Let's take you on a trip to Norway's westernmost point
The trip to Utvær is in the open sea and the journey can be as great an experience as the destination itself! Upon arrival Utvær you go ashore and stroll around and look at the attractions: The lighthouse, Slipeberga, Moloen and Paradis! This takes approx. 1.5 hours, before the trip returns.
Farther west than Utvær, it is not possible to travel in Norway if you have solid ground under your feet. There are no permanent residents left on the fishing village, and the area is today a nature reserve. From Utvær, it is just over 200 nautical miles to the Shetland Islands. Here the Vikings sharpened their knives and axes on their way to Viking, this shows a still clear trace in the rock southwest of the islet.
I middelalderen var det et kapell sør for de nåverende husene. Det er uvisst når kapellet ble bygd, men de første skriftlege kildene som nevner kapellet, er Bjørgynar Kalveskinn fra 1320. Kapellet hadde inntekter gjennom gaver og fiskeskatt. På 1600-tallet eide det 15 kyr og 27 sauer som ble utleid. Senere på 1600-talet opplevde Utvær kapell å bli røvet av skotske sjørøvere.
Kapellet ble laget av tømmer og var ca. 7,5 m langt og ca. 6,3 m brett og der var ca. 120 sitteplasser. Kapellklokken fra 1641 står i dag utstilt på de Heibergske Samlinger på Kaupanger. I kapellet ble det holdt 4 prekener i året. Presten kom i båt frå Eivindvik og satt ofte værfast på øyene lenger inne. I 1718 ble kapellet flyttet til Husøy, og da Straumen kirke blei tatt i bruk ved slutten av 1800-talet, ble kapellet revet.
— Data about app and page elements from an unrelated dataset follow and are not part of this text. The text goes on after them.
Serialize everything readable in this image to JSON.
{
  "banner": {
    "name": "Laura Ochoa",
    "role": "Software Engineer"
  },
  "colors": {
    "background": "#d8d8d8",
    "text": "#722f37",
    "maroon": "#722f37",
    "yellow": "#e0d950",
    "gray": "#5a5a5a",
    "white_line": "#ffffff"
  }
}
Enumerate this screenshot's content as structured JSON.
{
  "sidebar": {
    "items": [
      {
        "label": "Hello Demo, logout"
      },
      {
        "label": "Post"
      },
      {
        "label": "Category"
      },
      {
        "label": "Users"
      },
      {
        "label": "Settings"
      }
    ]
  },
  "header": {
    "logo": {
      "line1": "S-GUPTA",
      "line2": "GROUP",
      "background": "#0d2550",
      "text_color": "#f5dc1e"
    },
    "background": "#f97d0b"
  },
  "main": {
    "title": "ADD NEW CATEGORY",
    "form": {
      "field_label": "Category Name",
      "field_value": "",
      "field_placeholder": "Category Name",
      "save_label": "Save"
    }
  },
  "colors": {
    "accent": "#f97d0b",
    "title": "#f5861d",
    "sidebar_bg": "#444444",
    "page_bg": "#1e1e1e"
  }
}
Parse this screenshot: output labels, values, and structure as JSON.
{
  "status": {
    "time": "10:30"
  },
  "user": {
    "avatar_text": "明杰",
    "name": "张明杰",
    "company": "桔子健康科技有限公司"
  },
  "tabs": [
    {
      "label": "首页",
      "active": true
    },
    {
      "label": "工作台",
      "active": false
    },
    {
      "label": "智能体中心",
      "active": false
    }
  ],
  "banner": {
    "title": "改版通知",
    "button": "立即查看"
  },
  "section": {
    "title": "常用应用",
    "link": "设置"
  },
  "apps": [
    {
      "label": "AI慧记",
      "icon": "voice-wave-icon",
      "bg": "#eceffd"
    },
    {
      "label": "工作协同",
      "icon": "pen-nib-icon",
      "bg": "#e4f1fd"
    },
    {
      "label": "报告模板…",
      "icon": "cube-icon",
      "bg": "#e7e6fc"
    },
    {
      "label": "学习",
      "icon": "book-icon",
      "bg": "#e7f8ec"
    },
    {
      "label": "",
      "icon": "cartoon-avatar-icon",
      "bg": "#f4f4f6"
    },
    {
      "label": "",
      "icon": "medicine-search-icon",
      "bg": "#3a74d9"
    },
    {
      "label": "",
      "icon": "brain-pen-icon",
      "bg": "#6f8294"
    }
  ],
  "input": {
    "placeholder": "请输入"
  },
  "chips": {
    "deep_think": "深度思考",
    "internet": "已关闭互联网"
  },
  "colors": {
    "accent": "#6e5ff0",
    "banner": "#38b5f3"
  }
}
Legend has it that an Irish princess, St. Sunniva, was attacked by Vikings in the tenth century. She gathered relatives and friends in three boats and without weapons, oars and sails they set out on the open sea. The ships drifted ashore at Selje (Selje monastery), Kinn and Utvær. The chapel at Utvær was dedicated to St. Clemens, which was the patron saint of sailors and anchormen
The fishing village Utvær was in the middle of the smorgasbord for the rich herring fishing in the 19th century, and at most between 200 and 300 people lived in the small island community.
In February 1945, the lighthouse was set on fire during an Allied air strike. It was rebuilt between 1948 - 1952 and the lighthouse itself got a different design than before and the "balcony" at the top one floor smaller.
The reorganization of the fisheries eventually made Utvær an abandoned place. The people moved, and in 1958 only two families remained on the small island. Today, there are no permanent residents left, but in the summer, holidaymakers fill the houses, and there is life and movement as in the old days.